'''
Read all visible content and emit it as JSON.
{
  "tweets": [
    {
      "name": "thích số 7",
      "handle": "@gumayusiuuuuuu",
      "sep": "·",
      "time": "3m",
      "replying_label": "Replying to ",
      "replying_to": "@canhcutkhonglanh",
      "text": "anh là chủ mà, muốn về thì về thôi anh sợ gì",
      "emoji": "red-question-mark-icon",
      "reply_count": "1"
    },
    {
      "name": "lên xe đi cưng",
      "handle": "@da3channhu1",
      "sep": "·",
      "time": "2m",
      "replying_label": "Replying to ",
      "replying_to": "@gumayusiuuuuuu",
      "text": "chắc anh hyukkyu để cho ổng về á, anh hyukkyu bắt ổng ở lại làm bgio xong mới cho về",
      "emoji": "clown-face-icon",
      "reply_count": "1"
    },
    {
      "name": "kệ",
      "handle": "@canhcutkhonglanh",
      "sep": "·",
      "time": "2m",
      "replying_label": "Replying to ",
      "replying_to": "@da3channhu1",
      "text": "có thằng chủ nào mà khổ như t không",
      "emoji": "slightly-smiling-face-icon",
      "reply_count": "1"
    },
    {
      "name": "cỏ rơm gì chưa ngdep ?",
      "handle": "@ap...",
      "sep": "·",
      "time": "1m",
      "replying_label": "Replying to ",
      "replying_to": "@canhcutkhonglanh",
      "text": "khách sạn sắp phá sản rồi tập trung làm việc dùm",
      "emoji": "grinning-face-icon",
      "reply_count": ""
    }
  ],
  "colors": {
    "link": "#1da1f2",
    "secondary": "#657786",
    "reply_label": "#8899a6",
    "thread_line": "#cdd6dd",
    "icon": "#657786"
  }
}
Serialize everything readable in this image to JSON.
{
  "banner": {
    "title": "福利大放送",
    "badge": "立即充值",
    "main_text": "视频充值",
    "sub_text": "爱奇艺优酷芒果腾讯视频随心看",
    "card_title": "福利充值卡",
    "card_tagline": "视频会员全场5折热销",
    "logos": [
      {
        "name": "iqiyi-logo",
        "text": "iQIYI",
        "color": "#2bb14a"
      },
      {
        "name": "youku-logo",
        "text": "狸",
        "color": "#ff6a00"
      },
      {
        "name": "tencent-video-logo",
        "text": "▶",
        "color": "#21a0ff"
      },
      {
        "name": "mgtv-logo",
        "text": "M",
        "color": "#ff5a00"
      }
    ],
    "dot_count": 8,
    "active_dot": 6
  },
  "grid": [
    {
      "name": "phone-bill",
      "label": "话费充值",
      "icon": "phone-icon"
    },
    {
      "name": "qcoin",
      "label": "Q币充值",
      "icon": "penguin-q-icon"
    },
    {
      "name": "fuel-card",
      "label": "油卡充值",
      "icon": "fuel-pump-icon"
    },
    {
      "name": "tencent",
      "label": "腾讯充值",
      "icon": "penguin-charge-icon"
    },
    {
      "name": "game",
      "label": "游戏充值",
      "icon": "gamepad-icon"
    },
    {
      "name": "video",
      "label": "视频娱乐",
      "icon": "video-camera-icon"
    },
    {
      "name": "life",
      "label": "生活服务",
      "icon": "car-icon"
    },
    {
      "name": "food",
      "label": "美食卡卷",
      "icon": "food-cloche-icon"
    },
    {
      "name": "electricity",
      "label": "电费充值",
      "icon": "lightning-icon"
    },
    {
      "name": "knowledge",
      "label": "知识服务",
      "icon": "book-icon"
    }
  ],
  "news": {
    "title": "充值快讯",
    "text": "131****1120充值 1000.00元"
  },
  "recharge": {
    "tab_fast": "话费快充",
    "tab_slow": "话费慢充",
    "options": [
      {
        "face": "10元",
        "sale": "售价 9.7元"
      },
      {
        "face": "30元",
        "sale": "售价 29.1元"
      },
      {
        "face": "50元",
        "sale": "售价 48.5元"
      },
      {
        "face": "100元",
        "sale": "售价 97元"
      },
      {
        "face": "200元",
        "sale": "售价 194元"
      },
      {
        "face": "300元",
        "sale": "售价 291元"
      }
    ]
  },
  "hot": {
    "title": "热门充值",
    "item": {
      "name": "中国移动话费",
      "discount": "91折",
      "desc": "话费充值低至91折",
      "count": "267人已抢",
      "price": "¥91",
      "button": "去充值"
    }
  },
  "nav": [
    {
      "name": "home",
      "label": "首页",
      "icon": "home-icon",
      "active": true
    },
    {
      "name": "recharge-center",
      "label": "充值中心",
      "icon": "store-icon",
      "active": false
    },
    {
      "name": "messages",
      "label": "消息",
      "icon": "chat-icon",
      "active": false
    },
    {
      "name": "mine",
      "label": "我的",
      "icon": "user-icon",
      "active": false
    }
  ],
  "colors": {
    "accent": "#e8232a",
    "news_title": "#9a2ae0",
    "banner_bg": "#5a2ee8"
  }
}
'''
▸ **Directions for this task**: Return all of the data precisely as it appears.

▸ **Written answer**:
Read all visible content and emit it as JSON.
{
  "tweets": [
    {
      "name": "thích số 7",
      "handle": "@gumayusiuuuuuu",
      "sep": "·",
      "time": "3m",
      "replying_label": "Replying to ",
      "replying_to": "@canhcutkhonglanh",
      "text": "anh là chủ mà, muốn về thì về thôi anh sợ gì",
      "emoji": "red-question-mark-icon",
      "reply_count": "1"
    },
    {
      "name": "lên xe đi cưng",
      "handle": "@da3channhu1",
      "sep": "·",
      "time": "2m",
      "replying_label": "Replying to ",
      "replying_to": "@gumayusiuuuuuu",
      "text": "chắc anh hyukkyu để cho ổng về á, anh hyukkyu bắt ổng ở lại làm bgio xong mới cho về",
      "emoji": "clown-face-icon",
      "reply_count": "1"
    },
    {
      "name": "kệ",
      "handle": "@canhcutkhonglanh",
      "sep": "·",
      "time": "2m",
      "replying_label": "Replying to ",
      "replying_to": "@da3channhu1",
      "text": "có thằng chủ nào mà khổ như t không",
      "emoji": "slightly-smiling-face-icon",
      "reply_count": "1"
    },
    {
      "name": "cỏ rơm gì chưa ngdep ?",
      "handle": "@ap...",
      "sep": "·",
      "time": "1m",
      "replying_label": "Replying to ",
      "replying_to": "@canhcutkhonglanh",
      "text": "khách sạn sắp phá sản rồi tập trung làm việc dùm",
      "emoji": "grinning-face-icon",
      "reply_count": ""
    }
  ],
  "colors": {
    "link": "#1da1f2",
    "secondary": "#657786",
    "reply_label": "#8899a6",
    "thread_line": "#cdd6dd",
    "icon": "#657786"
  }
}
Serialize everything readable in this image to JSON.
{
  "banner": {
    "title": "福利大放送",
    "badge": "立即充值",
    "main_text": "视频充值",
    "sub_text": "爱奇艺优酷芒果腾讯视频随心看",
    "card_title": "福利充值卡",
    "card_tagline": "视频会员全场5折热销",
    "logos": [
      {
        "name": "iqiyi-logo",
        "text": "iQIYI",
        "color": "#2bb14a"
      },
      {
        "name": "youku-logo",
        "text": "狸",
        "color": "#ff6a00"
      },
      {
        "name": "tencent-video-logo",
        "text": "▶",
        "color": "#21a0ff"
      },
      {
        "name": "mgtv-logo",
        "text": "M",
        "color": "#ff5a00"
      }
    ],
    "dot_count": 8,
    "active_dot": 6
  },
  "grid": [
    {
      "name": "phone-bill",
      "label": "话费充值",
      "icon": "phone-icon"
    },
    {
      "name": "qcoin",
      "label": "Q币充值",
      "icon": "penguin-q-icon"
    },
    {
      "name": "fuel-card",
      "label": "油卡充值",
      "icon": "fuel-pump-icon"
    },
    {
      "name": "tencent",
      "label": "腾讯充值",
      "icon": "penguin-charge-icon"
    },
    {
      "name": "game",
      "label": "游戏充值",
      "icon": "gamepad-icon"
    },
    {
      "name": "video",
      "label": "视频娱乐",
      "icon": "video-camera-icon"
    },
    {
      "name": "life",
      "label": "生活服务",
      "icon": "car-icon"
    },
    {
      "name": "food",
      "label": "美食卡卷",
      "icon": "food-cloche-icon"
    },
    {
      "name": "electricity",
      "label": "电费充值",
      "icon": "lightning-icon"
    },
    {
      "name": "knowledge",
      "label": "知识服务",
      "icon": "book-icon"
    }
  ],
  "news": {
    "title": "充值快讯",
    "text": "131****1120充值 1000.00元"
  },
  "recharge": {
    "tab_fast": "话费快充",
    "tab_slow": "话费慢充",
    "options": [
      {
        "face": "10元",
        "sale": "售价 9.7元"
      },
      {
        "face": "30元",
        "sale": "售价 29.1元"
      },
      {
        "face": "50元",
        "sale": "售价 48.5元"
      },
      {
        "face": "100元",
        "sale": "售价 97元"
      },
      {
        "face": "200元",
        "sale": "售价 194元"
      },
      {
        "face": "300元",
        "sale": "售价 291元"
      }
    ]
  },
  "hot": {
    "title": "热门充值",
    "item": {
      "name": "中国移动话费",
      "discount": "91折",
      "desc": "话费充值低至91折",
      "count": "267人已抢",
      "price": "¥91",
      "button": "去充值"
    }
  },
  "nav": [
    {
      "name": "home",
      "label": "首页",
      "icon": "home-icon",
      "active": true
    },
    {
      "name": "recharge-center",
      "label": "充值中心",
      "icon": "store-icon",
      "active": false
    },
    {
      "name": "messages",
      "label": "消息",
      "icon": "chat-icon",
      "active": false
    },
    {
      "name": "mine",
      "label": "我的",
      "icon": "user-icon",
      "active": false
    }
  ],
  "colors": {
    "accent": "#e8232a",
    "news_title": "#9a2ae0",
    "banner_bg": "#5a2ee8"
  }
}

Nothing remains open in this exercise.